Iran Human Rights (IHR) says analysis of protester deaths and eye injuries reveals that women’s eyes and faces were intentionally targeted during last year’s protests.
In a new report, the Oslo-based non-profit based its argument on statistical data gathered about the protests that began in mid-September 2022 and spread across the country. “Women made up 9% of slain protesters and 28% of those who sustained eye injuries,” the report said.
Security forces in Iran use a shotgun shell known as ‘bird shot’ with small metal pellets that is less likely to kill from a distance but can indiscriminately blind people in a crowd. In November 2022, dozens of ophthalmologists warned against the use of shotgun ‘birdshots’ and other projectiles by Iran’s security forces that they said had blinded over 500 protesters since mid-September.
The number of injured men and women should be proportionate to those who participated in the protests if the shootings were not intentional, IHR director Mahmoud Amiri-Moghadam told Iran International.
“In Mahabad, 15 percent of those killed are women, while more than half, i.e. 56 percent of eye injuries, were sustained by women,” he said, adding that these figures can only be explained by assuming that security forces intentionally targeted women’s faces and eyes.
“[This shows that] an order had come from above to torture these women and ruin their lives, teach them a lesson to cover their faces and heads for the rest of their lives. I think this shows the seriousness of these crimes, even more serious than we thought because it is a pre-planned, targeted crime, far more serious,” he said. “What they did to women by shooting them directly in the face and eyes was not just inflicting bodily harm, it was also a kind of mental and physical torture, and their goal was to terrorize them.”
Intentional aiming at protesters’ faces and tens of cases of serious eye injuries was first reported during a crackdown on water protests in Isfahan in December 2021.
To justify shooting pellets and plastic bullets at protesters which in hundreds of cases caused serious eye injuries, even blindness, authorities argue that security forces were forced to shoot at protesters to stop them from causing harm to others or damaging public property.
The organization has published 95 cases of eye injury and blindness from last year’s protests with names, photos and injury descriptions. Amiri-Moghadam says documenting what happened to the wounded is difficult because they and their families are threatened by security and intelligence bodies. “In 43 cases, we withheld the names.”
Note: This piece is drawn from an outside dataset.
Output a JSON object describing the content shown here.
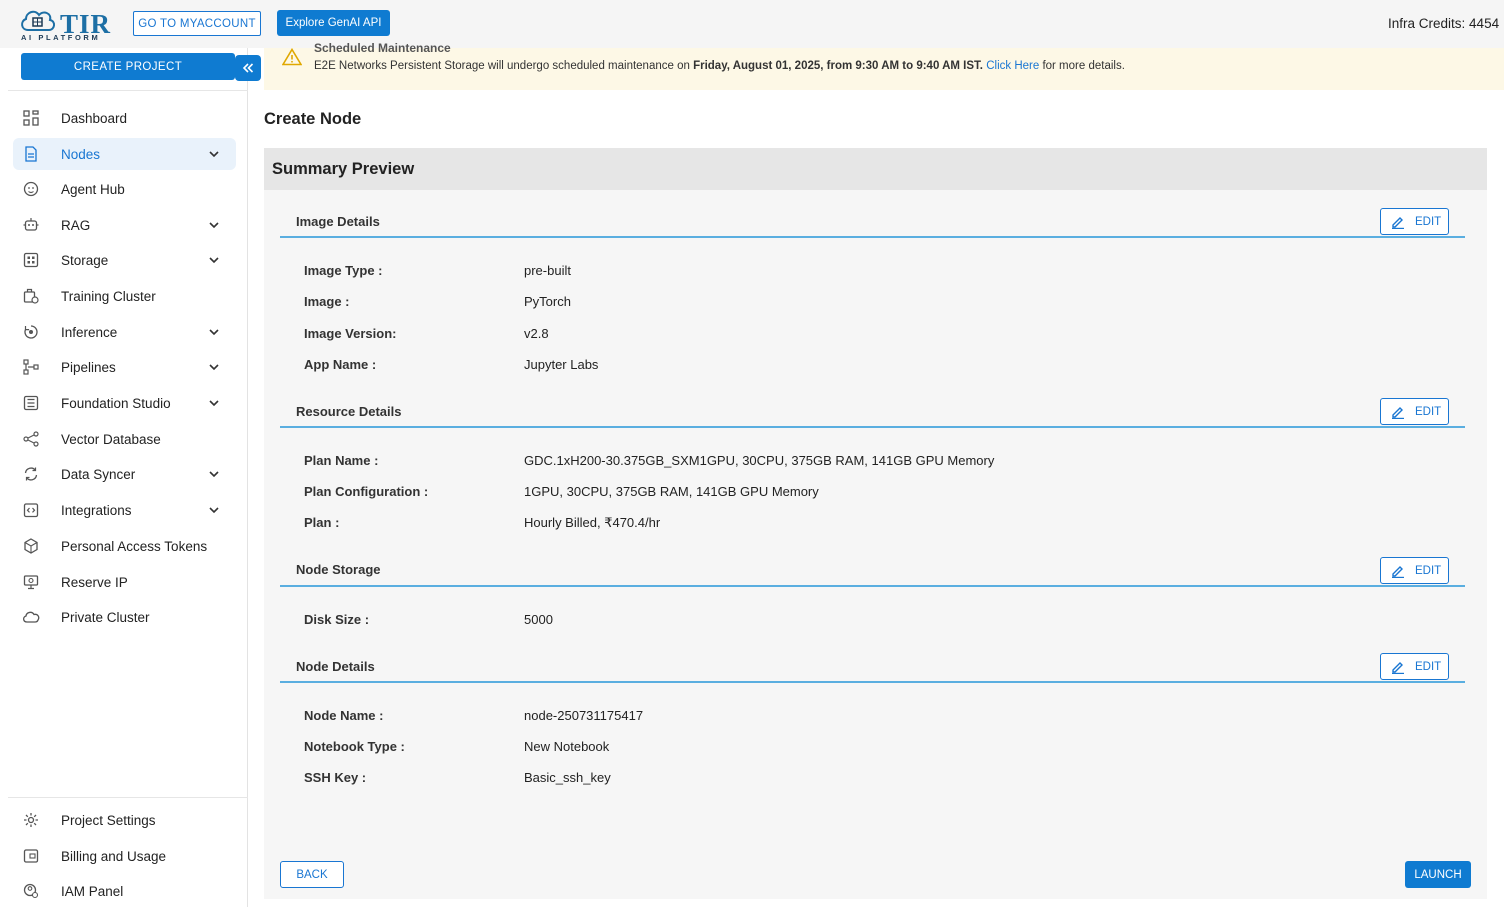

Intentional targeting of genital areas was also reported in 2022 protests.
“The international community has formed a fact-finding committee, but what they can do is limited because they are not allowed entry into Iran. What they can do depends on how much documentation they can get. What these eye victims did is important for preventing the repetition of these crimes in the future,” he said.
According to Amiri-Moghadam, the international community will find making more concessions to the Islamic Republic difficult if the fact-finding committee comes to the conclusion that a crime against humanity has been committed and they will be pressured to demand accountability from the leaders of the Islamic Republic.